“I’m definitely learning a lot,” Labissiere said. “It’s the best way to learn to be out there against guys like that. Whenever I’m out there, I’m always learning something. I just try to give my best.”

Rookie Georgios Papagiannis added eight points and three rebounds in 20 minutes and Buddy Hield struggled for one of the few times in a Kings uniform, scoring just two points on 1-for-7 shooting.

It’s a process. With the playoff chatter over and done with, the Kings are bound to have a few more night’s like this in the final seven games of the season as they transition to a full youth movement.

 

How Warriors became better team right before the return of Kevin Durant

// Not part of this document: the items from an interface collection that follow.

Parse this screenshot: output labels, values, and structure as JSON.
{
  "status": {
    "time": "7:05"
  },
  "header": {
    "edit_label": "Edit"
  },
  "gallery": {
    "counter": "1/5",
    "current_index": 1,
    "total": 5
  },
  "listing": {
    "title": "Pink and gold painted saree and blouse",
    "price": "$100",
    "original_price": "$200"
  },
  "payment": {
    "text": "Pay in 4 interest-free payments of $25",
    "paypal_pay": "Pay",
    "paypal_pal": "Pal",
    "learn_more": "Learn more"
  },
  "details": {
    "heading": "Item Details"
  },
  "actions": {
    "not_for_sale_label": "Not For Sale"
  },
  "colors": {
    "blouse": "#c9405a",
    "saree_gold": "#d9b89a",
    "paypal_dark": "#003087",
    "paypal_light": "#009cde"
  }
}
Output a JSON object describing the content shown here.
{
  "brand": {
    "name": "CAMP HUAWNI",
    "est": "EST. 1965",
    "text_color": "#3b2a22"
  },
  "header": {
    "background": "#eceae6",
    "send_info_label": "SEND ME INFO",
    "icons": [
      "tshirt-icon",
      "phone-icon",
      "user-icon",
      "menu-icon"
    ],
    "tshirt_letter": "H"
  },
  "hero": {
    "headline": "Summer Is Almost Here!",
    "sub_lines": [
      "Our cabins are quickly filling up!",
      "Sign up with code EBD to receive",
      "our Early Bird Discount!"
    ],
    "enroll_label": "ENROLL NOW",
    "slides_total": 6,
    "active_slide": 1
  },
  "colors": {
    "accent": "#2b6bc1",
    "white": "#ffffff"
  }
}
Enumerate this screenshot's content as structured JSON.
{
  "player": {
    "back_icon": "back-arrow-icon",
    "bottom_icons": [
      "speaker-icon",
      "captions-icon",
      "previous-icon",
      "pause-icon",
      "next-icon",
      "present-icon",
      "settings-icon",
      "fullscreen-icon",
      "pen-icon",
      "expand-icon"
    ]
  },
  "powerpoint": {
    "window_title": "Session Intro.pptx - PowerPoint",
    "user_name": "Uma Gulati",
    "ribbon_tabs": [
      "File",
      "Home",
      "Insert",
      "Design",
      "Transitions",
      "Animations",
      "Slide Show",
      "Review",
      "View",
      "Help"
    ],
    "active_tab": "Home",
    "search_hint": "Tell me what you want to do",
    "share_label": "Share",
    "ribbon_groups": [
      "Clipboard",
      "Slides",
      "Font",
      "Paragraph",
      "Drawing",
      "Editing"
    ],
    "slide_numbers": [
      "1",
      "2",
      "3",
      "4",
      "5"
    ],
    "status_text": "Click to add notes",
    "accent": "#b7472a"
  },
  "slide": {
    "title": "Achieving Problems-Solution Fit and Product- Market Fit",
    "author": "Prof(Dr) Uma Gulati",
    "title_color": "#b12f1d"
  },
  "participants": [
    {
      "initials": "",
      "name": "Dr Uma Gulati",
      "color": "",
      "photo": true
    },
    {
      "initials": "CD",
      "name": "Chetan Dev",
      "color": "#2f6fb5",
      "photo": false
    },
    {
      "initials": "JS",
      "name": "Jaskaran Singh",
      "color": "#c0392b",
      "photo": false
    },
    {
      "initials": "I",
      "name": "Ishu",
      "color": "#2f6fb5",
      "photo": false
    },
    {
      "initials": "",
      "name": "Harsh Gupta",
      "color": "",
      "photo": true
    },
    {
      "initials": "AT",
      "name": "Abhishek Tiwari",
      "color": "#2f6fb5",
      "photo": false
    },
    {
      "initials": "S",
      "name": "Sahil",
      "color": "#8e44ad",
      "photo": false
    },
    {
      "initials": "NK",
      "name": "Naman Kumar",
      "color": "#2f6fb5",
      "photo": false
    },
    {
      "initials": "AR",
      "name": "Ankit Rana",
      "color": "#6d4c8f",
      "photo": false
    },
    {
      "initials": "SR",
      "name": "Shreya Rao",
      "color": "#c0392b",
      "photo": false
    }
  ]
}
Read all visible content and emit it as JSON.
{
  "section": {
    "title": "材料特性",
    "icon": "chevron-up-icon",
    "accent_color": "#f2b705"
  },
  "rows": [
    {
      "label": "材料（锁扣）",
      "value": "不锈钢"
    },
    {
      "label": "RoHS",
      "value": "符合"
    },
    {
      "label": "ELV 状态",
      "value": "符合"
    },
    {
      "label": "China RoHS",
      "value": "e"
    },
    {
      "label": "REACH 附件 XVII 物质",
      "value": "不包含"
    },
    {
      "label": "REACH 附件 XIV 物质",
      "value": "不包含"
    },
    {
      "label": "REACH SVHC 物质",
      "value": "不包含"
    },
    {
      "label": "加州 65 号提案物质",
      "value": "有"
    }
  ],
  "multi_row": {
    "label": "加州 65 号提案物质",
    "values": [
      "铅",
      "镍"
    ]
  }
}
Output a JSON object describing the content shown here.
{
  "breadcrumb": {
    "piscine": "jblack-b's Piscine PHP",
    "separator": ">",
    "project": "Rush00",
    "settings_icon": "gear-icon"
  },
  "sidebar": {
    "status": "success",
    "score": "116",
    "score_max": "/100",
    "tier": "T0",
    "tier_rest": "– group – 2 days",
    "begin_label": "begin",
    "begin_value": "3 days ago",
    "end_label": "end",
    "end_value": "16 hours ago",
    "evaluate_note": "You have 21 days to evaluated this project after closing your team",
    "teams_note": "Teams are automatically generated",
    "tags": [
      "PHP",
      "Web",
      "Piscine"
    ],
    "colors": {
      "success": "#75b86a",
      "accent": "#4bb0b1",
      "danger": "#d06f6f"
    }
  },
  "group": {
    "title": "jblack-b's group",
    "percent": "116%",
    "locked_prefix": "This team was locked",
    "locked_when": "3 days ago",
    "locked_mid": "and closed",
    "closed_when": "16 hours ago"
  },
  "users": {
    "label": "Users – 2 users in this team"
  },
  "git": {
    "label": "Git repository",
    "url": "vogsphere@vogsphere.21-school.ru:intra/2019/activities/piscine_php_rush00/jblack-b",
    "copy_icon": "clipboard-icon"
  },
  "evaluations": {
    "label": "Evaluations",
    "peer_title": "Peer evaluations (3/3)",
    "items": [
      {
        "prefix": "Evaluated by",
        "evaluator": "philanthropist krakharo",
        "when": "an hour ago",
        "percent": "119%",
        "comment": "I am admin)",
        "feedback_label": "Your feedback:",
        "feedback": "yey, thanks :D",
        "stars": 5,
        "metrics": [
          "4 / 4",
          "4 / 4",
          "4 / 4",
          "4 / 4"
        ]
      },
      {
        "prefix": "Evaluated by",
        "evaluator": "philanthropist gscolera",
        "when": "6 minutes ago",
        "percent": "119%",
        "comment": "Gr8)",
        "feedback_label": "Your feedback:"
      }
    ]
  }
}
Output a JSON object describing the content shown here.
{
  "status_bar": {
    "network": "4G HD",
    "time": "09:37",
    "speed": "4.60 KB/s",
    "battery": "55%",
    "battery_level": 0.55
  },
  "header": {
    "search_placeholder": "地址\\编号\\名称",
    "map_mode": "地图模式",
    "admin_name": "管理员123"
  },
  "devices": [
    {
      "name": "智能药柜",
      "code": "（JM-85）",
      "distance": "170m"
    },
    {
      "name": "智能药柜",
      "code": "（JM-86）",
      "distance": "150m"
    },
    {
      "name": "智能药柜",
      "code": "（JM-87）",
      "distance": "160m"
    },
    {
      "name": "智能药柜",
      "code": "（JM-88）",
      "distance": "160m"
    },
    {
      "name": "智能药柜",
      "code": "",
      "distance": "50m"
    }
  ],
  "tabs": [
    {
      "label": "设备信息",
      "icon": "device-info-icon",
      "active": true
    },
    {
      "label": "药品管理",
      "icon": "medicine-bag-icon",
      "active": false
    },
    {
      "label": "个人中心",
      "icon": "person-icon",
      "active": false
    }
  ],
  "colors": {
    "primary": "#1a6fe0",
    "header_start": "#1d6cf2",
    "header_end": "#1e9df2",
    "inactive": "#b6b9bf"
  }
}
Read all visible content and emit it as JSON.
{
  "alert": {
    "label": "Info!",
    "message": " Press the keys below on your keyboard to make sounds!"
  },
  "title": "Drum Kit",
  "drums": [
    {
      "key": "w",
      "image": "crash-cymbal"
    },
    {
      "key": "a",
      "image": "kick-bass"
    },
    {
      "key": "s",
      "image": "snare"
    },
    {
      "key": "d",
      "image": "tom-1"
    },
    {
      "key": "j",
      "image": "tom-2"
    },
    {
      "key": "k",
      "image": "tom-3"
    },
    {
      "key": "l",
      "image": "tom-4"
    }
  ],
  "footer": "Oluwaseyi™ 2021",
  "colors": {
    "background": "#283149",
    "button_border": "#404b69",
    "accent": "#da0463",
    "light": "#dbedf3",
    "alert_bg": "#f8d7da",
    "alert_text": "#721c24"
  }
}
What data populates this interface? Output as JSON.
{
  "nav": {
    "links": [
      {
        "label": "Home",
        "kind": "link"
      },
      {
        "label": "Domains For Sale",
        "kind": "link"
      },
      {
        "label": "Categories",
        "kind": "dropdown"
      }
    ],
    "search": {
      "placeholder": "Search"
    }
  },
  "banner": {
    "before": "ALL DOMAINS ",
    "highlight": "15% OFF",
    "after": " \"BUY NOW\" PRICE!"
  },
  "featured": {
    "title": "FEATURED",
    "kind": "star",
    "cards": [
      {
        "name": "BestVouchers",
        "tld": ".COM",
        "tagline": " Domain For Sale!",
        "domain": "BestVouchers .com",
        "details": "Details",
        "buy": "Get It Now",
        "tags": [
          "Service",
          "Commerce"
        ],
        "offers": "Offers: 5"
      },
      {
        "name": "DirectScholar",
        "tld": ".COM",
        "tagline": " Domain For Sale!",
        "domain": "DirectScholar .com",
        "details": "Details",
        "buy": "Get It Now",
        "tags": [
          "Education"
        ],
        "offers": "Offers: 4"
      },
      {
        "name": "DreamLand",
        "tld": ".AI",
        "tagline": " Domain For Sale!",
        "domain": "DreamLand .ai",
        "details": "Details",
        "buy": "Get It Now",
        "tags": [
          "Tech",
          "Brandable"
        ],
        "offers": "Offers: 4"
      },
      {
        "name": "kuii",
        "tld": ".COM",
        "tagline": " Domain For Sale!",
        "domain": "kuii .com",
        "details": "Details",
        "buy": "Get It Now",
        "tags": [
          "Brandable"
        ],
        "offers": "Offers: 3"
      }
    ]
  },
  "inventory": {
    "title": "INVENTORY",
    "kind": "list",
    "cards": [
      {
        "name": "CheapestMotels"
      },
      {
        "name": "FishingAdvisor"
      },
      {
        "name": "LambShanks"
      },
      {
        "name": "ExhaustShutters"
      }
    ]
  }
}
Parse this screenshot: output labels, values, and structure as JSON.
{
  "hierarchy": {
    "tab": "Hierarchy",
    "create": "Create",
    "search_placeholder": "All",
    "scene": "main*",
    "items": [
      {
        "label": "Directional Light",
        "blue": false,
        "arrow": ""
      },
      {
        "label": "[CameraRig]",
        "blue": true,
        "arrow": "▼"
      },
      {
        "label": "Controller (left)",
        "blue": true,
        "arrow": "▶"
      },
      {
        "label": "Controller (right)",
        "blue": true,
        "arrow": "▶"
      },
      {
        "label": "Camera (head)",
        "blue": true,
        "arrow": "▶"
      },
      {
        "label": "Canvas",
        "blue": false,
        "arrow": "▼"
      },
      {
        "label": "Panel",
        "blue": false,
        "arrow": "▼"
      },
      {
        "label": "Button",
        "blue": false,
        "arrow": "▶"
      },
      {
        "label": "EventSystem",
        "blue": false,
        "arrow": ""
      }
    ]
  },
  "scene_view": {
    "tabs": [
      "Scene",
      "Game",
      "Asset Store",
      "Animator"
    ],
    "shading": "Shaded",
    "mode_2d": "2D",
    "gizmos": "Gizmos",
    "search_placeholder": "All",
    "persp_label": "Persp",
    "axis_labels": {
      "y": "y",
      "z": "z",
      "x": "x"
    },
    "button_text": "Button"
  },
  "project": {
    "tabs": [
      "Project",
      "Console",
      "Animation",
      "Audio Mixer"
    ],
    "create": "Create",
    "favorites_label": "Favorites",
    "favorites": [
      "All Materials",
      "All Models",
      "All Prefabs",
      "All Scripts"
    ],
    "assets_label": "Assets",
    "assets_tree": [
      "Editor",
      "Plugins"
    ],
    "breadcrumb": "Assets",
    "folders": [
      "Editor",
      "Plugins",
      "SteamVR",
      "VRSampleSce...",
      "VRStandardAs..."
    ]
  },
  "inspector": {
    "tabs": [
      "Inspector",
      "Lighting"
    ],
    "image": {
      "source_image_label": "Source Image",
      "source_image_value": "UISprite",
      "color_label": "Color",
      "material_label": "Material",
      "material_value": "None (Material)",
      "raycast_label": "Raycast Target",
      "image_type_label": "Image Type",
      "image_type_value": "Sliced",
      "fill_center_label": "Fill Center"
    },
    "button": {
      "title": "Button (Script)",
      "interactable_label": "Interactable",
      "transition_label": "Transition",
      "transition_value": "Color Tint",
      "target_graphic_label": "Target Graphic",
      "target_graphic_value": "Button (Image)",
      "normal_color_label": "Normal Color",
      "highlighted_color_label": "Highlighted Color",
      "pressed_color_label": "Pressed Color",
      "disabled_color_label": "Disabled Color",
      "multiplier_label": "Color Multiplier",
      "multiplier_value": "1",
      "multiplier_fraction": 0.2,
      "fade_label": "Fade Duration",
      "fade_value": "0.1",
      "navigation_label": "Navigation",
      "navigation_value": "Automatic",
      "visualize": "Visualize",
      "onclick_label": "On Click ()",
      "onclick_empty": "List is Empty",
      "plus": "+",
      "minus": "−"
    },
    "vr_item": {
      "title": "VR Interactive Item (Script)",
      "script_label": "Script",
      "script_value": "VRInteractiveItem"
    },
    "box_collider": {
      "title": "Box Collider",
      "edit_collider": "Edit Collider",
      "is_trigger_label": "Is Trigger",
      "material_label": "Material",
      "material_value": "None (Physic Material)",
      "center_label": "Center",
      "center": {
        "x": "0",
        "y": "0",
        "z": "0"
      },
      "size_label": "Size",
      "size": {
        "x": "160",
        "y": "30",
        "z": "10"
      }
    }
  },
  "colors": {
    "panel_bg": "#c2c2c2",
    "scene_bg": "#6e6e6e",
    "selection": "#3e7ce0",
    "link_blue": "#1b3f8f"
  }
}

How Warriors became better team right before the return of Kevin Durant

When Kevin Durant returns, which could happen as soon as next week, the Warriors will be an appreciably better team than they were when he left.

Better because in Durant’s absence, veteran wing Andre Iguodala found the best of his game and fully regained his shooting confidence.

Better because David West, who spent the first two quarters of the season acclimating to his new teammates and the third on the injury list, has settled in and turned up his fire and production to a level that pleads for more playing time.

Better because Stephen Curry is dancing and Klay Thompson is cooking and Draymond Green is destroying opposing offenses.

Better because everybody on this team can sense the postseason and is making the mental adjustment, while knowing they’ll get an emotional bounce from Durant’s presence on the floor.

“Obviously, you hate to see KD go down; he’s going to be back soon,” Curry told reporters after a 110-98 win over the Spurs in San Antonio. “But we never really lost confidence in ourselves. There was no panic. We’ve just battled.”

Consider that the Warriors, who own the best record in the NBA, are coming off two nights during which they also proved to be the best team. Going into Houston and San Antonio on successive nights, they extended their seven-game win streak to nine, the longest active streak at a time when all playoff teams wish to peak.

By wiping out a 22-point deficit to a Spurs team that simply doesn’t allow that but did anyway even with Green completely off his offensive game.

And this was done with Durant observing and cheering from the bench in street clothes while also learning more about his teammates and appreciating what they’ve been able to accomplish.

Most notably, as a team, what they’ve done on defense. After recovering from the body blow that was losing Durant, losing five of seven in the process, the Warriors have pulled off a dazzling stretch during which they’ve taken apart all comers.

Prior to holding the Spurs to 41 percent from the field, the Warriors limited the explosive Rockets to 38.8 percent, the Grizzlies to 44.7 (34.8 in the decisive second half), the Kings to 48.2, the Mavericks to 35.9, the Thunder to 42.5, the Bucks to 40.4, the Magic to 37.2 and the 76ers to 43.8.

“We play a finesse style . . . but when we’re at our best, you talk about our defense,” Curry said. “It’s about having each other’s back, trying to do little things, physically, to keep teams out of the paint and off the glass.”

What has happened is most everybody in the playing rotation has grown in the absence of Durant. And while some had to if the Warriors were to withstand his loss, that they managed to do so is significant. The evidence is visible and palpable, never more than late Wednesday night.

“We have what it takes to win all sorts of ways,” Curry said. “Whether you’re down 15 and can’t figure out what’s going on in the first quarter, or you put together a beautiful performance for 48 minutes, it doesn’t matter. Night in and night out, you’ve just got to be ready to play."

At no point this season have the Warriors had reason to feel as good as they do returning home to Oracle Arena, where they will play six of their final seven games. Winning five more games gives them the No. 1 overall seed, regardless of what the Spurs do.

They’re on top of their game and they’re a few games away from adding the man who was their best player through the first 60 games.

By all appearances and insinuations, Durant will be back for the final two or three games of the regular season. That beats any trade-deadline deal eight days a week.